Unclaimed Property Mojo: How to Get People Engaged and Processes Running Smoothly

Most companies know they are only as good as the people who run them, from frontline staff to executive leaders. In the unclaimed property world, it’s worth taking some time to understand what can be done to enhance the efforts of unclaimed property management and process teams.


Topics: Best Practices, Staffing

6/17/16 11:08 AM

One Expert’s Opinion: 8 Ways the Unclaimed Property Industry Has Changed

For those who work on the front lines of unclaimed property, the whole abandoned and unclaimed property world can be annoyingly difficult for many reasons. As time goes by, the “industry” is working through some of these difficulties.

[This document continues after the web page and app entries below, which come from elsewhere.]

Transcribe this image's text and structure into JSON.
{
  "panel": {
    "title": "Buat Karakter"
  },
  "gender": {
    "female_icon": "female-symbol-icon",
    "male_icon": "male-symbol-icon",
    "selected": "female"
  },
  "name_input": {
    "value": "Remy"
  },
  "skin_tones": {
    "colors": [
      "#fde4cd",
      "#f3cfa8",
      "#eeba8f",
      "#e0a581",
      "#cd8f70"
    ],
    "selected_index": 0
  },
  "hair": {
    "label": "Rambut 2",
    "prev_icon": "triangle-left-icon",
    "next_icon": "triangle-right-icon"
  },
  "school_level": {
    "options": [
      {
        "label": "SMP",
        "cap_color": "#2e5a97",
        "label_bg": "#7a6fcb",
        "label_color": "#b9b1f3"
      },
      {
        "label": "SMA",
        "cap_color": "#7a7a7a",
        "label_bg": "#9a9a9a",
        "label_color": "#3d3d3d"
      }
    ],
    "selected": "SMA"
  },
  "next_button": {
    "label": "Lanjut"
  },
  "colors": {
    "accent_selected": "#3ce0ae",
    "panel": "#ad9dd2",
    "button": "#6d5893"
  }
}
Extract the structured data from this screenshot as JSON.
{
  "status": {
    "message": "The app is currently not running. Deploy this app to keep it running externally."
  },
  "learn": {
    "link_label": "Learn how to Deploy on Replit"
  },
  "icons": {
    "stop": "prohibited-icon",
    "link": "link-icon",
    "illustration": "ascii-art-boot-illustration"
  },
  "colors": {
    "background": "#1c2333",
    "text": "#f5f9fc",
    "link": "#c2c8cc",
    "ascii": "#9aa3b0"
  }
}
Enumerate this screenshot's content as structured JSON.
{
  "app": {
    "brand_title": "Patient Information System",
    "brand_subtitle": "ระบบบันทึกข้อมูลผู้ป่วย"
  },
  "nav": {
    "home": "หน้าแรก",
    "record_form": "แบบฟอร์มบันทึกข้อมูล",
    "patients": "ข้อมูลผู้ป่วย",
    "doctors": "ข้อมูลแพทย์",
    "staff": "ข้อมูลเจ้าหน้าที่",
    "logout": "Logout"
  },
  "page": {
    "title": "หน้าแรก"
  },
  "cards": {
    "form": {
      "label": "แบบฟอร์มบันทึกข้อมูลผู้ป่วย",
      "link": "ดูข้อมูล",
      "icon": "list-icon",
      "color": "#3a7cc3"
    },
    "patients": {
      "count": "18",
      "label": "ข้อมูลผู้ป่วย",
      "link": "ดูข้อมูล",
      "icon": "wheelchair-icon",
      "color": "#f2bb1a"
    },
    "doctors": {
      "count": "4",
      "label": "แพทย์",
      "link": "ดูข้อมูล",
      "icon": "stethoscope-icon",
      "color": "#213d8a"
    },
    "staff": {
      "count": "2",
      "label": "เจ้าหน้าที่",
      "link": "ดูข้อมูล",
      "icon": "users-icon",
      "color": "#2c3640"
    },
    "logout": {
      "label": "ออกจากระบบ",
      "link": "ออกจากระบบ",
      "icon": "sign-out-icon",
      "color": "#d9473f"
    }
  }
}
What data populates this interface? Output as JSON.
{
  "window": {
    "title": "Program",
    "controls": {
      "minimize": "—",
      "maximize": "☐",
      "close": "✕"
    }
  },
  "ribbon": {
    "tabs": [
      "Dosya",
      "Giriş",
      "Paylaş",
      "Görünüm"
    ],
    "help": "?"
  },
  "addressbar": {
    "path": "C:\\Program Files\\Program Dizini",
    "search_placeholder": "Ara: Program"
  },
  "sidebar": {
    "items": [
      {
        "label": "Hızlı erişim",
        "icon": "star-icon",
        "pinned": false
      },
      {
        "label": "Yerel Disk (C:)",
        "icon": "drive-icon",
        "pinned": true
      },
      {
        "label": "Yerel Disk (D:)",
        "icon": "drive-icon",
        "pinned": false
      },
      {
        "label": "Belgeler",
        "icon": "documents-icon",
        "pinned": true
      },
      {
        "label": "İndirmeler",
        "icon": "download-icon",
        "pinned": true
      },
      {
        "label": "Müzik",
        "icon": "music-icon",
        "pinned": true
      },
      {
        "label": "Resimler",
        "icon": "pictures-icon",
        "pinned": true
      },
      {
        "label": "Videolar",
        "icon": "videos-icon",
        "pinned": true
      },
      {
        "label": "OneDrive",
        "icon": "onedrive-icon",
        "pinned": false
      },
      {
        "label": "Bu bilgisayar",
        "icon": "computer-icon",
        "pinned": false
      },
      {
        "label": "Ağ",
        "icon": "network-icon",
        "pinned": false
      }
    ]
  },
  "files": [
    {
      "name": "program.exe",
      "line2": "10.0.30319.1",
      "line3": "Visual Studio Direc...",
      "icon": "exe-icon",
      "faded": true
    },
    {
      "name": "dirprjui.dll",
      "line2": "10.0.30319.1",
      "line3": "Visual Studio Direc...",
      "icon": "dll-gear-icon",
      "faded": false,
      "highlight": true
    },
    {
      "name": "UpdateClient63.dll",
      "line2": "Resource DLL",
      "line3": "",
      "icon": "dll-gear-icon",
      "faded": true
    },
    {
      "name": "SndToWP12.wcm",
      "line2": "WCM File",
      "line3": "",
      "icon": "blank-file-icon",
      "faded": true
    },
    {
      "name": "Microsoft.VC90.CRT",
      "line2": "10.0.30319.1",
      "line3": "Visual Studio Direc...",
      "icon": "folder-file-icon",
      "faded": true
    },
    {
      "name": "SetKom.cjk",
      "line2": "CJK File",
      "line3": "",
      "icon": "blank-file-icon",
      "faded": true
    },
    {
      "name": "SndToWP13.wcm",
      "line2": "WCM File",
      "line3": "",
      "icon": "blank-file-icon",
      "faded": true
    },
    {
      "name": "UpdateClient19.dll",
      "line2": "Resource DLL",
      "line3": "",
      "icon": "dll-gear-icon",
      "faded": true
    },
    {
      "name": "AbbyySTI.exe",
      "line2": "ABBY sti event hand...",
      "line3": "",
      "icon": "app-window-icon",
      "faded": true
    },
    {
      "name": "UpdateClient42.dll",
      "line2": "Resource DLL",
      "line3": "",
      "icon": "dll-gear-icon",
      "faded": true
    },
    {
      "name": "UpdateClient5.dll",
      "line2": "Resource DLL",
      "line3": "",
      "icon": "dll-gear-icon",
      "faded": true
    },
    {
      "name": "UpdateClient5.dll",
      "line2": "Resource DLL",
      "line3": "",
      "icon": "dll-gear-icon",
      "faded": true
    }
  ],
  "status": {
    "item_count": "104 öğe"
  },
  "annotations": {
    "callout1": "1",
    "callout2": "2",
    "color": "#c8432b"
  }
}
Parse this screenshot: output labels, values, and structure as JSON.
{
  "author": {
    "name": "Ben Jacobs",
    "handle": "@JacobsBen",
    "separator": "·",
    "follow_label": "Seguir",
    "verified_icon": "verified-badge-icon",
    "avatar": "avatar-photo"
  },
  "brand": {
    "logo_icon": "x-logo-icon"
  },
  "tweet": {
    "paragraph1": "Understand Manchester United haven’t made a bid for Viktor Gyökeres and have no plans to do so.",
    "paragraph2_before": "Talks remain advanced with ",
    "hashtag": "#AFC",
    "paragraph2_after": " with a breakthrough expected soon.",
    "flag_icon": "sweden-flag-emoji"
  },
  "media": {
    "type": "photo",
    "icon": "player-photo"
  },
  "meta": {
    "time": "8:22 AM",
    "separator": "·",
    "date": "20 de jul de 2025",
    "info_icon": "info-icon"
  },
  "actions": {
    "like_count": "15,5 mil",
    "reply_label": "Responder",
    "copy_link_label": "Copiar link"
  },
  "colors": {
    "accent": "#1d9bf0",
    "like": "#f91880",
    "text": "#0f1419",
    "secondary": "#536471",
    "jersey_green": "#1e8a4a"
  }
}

Topics: Audit, Best Practices, Staffing

1/29/16 11:01 AM

How to Effectively Allocate Unclaimed Property Staff

When planning to ensure adequate recordkeeping and reporting cycles for unclaimed property compliance, one item often gets overlooked: staffing. This blog will help you maximize labor resources and avoid staffing issues that can lead to higher liability.

First, determine who is responsible for unclaimed property

In many companies, unclaimed property responsibility falls to a general finance department, such as tax, treasury or accounting. Some companies assign unclaimed property to dedicated compliance departments or industry specific departments, such as Deposit Operations in a bank or the Land/Division Order Department in oil and gas. In a way, it doesn’t matter who does it. The number-one criteria is simply the ability to keep up with the process and report effectively on behalf of the entire organization.

Because unclaimed property originates in different departments throughout an organization, it often is best to assign early process steps to those who best understand where the property comes from. Payroll, for example, best understands outstanding paychecks. After each individual department completes due diligence, remaining outstanding properties are turned over to an assigned department for collected recordkeeping and reporting. An outside advisory company can manage this part of the process, but a company liaison should be provided to gather records from all departments.


Topics: Best Practices, Staffing